Records provided:
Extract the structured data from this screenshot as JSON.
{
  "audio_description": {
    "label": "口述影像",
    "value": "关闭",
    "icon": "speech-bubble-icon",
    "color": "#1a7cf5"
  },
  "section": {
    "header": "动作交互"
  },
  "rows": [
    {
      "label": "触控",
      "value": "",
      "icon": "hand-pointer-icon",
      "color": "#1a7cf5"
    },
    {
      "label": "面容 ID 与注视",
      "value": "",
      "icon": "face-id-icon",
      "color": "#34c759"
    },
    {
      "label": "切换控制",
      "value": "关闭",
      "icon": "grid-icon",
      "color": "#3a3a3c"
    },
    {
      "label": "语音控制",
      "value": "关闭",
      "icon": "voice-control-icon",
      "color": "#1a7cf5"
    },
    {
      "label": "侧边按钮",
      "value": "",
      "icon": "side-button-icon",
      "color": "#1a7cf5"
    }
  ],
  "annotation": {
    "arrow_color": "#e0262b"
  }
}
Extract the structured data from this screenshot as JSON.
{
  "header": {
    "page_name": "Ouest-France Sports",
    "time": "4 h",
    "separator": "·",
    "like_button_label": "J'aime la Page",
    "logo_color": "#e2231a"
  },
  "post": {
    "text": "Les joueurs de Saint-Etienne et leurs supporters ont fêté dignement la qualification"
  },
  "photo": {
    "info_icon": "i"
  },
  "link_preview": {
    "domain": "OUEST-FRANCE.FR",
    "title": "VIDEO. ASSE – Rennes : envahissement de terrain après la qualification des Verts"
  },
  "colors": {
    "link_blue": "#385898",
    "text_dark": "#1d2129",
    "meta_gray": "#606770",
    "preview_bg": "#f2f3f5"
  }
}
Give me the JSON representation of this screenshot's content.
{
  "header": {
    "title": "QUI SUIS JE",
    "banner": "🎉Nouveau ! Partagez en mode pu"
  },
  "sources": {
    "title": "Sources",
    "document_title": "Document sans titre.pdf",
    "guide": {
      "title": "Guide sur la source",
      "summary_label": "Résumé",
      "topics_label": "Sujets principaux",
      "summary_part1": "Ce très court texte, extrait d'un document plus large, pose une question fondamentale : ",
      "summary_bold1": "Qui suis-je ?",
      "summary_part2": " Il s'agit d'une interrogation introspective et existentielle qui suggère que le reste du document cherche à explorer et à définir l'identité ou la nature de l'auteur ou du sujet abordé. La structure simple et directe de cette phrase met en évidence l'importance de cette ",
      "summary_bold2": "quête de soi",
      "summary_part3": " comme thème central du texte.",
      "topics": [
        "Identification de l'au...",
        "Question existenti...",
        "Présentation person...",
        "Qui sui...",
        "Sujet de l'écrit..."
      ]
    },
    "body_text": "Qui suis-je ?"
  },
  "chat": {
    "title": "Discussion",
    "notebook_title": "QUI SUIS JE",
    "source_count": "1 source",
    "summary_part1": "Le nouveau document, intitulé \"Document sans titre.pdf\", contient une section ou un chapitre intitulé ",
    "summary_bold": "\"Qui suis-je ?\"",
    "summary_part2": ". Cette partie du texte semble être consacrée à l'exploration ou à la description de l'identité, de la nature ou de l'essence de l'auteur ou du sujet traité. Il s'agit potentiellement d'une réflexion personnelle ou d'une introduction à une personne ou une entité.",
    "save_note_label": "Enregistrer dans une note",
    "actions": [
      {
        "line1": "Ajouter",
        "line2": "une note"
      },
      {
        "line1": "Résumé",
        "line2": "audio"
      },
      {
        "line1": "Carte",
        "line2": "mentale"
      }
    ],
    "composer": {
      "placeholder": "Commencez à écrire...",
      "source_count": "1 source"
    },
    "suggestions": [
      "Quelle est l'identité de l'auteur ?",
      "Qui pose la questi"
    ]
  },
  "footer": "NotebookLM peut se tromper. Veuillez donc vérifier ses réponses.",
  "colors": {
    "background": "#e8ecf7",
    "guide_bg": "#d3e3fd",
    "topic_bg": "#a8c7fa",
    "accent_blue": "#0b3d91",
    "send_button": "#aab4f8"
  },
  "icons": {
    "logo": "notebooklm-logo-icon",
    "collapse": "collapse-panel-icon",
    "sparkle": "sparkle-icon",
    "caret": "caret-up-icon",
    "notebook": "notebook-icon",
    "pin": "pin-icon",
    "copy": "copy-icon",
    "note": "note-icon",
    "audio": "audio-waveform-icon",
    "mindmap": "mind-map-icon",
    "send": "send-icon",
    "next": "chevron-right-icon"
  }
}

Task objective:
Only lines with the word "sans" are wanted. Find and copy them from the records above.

Task response:
    "document_title": "Document sans titre.pdf",
    "summary_part1": "Le nouveau document, intitulé \"Document sans titre.pdf\", contient une section ou un chapitre intitulé ",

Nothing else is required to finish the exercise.